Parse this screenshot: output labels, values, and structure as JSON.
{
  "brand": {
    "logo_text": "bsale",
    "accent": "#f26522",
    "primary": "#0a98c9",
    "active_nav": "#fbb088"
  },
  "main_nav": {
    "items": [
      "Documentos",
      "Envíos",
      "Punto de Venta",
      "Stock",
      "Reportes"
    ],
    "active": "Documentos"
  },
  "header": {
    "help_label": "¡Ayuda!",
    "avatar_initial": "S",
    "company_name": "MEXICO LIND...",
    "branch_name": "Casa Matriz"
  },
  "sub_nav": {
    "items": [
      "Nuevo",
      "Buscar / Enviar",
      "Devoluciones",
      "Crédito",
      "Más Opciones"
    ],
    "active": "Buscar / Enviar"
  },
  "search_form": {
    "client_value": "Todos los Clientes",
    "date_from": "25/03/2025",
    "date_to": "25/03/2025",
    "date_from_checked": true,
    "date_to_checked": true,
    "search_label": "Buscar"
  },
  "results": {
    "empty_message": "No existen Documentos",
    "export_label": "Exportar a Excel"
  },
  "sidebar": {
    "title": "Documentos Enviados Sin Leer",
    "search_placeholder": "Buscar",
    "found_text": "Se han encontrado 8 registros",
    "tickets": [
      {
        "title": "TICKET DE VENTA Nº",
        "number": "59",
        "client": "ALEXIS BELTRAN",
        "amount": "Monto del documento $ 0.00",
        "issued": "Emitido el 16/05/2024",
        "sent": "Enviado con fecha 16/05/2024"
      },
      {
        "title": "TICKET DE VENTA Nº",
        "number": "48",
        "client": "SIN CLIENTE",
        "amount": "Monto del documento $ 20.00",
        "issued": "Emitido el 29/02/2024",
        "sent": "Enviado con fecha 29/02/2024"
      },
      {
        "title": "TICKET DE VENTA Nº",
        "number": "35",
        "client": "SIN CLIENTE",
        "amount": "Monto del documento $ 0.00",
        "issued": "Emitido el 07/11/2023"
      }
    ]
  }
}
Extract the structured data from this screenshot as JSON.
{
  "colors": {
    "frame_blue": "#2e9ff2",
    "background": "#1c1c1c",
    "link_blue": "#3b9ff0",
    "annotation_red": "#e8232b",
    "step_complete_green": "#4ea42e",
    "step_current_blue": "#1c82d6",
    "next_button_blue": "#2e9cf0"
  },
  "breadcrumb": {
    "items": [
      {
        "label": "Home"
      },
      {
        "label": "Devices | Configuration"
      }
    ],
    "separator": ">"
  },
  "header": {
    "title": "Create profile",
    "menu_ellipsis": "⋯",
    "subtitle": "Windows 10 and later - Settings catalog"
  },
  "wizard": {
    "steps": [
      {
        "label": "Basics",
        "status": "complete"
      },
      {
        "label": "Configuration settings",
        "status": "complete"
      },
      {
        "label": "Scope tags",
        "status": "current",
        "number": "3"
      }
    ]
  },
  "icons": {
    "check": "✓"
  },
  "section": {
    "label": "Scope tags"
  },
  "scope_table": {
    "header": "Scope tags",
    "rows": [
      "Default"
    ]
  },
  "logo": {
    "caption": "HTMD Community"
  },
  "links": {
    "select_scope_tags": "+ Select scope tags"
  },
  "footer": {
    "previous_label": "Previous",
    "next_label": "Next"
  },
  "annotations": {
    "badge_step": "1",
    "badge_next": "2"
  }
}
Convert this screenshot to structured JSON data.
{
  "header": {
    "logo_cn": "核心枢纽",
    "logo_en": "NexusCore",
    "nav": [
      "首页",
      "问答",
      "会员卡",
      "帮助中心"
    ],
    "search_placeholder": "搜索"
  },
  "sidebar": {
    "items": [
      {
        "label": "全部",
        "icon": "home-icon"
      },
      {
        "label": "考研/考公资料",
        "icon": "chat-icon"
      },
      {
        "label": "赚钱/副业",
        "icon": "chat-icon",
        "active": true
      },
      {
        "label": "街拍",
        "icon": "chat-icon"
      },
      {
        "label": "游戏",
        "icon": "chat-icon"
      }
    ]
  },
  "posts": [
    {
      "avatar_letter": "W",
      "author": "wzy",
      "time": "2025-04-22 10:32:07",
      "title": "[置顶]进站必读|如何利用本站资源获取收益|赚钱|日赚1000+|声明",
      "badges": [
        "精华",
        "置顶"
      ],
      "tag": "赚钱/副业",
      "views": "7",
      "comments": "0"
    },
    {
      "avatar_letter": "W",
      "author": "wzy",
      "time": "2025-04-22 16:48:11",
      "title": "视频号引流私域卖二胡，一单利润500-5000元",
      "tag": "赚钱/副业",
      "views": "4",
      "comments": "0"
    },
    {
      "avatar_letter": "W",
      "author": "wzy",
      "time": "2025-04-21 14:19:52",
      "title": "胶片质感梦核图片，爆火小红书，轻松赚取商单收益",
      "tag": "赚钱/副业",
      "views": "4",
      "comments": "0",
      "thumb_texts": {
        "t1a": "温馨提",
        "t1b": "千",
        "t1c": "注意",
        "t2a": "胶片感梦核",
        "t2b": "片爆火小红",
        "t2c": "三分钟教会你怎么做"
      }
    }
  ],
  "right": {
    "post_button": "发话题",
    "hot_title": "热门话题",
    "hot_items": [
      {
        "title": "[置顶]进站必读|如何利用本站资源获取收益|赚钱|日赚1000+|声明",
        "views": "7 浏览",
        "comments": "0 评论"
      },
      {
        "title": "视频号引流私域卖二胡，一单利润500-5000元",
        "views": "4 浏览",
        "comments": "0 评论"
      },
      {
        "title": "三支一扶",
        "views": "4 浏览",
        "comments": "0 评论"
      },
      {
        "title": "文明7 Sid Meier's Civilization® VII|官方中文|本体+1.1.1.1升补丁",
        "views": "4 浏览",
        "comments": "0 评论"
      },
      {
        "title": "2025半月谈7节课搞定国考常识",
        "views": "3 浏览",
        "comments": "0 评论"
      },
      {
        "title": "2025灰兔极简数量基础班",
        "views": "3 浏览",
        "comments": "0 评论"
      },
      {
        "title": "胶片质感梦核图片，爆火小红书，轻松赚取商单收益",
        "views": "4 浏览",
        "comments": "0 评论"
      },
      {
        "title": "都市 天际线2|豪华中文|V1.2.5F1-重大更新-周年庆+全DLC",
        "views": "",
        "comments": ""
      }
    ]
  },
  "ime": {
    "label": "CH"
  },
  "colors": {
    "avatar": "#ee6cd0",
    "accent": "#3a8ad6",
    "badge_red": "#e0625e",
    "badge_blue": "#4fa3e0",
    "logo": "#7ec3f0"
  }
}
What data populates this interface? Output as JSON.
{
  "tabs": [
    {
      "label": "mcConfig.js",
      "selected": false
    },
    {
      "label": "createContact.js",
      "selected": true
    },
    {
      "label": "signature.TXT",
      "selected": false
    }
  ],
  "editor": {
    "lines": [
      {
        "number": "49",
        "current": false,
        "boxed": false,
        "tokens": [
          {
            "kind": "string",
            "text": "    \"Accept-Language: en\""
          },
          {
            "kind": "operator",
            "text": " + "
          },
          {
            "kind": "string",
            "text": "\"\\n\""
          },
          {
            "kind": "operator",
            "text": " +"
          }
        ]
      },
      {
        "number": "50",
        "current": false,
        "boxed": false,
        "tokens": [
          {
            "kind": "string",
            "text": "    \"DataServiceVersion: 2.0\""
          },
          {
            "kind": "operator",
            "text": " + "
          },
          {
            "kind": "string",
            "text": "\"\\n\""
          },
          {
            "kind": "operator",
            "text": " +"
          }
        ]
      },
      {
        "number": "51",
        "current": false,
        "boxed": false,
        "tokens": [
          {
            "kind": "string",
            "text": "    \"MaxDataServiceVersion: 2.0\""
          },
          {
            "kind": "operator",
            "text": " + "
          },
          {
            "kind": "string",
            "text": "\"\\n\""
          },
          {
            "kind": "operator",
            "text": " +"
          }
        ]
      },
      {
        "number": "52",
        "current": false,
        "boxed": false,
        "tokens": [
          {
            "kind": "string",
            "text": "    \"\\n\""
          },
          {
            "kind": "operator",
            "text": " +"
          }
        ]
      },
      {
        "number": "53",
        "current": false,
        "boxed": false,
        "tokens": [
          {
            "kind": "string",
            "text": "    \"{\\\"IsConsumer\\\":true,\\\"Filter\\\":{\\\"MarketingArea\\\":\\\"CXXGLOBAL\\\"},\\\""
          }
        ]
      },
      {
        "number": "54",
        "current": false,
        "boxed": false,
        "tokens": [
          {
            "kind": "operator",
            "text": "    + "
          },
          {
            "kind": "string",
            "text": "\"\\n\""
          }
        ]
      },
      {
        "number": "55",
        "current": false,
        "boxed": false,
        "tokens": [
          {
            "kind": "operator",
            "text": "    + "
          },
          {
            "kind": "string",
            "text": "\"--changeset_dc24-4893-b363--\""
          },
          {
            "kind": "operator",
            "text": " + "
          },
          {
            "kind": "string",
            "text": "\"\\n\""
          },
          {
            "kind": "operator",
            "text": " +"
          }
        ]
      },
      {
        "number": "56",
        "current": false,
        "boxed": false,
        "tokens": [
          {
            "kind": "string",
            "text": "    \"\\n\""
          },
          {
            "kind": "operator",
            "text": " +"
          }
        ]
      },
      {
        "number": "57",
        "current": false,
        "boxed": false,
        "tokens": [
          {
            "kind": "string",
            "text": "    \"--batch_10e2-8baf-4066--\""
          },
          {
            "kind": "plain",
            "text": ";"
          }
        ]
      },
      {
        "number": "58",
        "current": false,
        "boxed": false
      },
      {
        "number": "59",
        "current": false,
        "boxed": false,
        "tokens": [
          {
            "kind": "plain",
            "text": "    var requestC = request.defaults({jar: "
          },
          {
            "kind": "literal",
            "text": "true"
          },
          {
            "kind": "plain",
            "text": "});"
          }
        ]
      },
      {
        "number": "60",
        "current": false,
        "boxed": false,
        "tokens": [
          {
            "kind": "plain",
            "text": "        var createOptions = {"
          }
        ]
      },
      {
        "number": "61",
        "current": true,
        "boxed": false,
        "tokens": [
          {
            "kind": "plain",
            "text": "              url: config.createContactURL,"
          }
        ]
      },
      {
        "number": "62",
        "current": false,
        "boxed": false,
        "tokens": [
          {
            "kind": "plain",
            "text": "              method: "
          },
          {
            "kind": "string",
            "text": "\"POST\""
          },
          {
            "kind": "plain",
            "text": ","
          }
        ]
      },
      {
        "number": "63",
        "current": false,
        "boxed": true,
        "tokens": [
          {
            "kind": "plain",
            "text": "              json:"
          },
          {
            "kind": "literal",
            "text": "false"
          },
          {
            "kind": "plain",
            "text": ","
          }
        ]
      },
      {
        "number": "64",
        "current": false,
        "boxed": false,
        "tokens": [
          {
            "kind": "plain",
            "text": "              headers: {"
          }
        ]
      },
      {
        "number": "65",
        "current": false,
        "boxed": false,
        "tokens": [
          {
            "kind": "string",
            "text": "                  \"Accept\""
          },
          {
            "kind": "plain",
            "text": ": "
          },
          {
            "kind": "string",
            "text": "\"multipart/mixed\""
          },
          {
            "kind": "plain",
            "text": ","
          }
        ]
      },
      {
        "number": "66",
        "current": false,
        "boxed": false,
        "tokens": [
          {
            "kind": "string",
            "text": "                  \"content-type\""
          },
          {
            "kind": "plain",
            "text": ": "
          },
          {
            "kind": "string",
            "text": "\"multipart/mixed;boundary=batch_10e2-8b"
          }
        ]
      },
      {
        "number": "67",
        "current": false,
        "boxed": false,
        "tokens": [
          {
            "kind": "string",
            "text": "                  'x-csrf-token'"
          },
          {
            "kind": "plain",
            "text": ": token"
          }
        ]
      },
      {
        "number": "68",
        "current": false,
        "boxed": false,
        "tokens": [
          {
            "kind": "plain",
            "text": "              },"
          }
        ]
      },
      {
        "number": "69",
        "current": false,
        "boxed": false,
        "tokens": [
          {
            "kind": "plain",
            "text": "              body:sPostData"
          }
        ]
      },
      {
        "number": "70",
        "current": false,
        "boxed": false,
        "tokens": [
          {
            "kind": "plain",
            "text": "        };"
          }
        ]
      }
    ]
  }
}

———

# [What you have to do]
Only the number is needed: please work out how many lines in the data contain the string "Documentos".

# [Response box]
4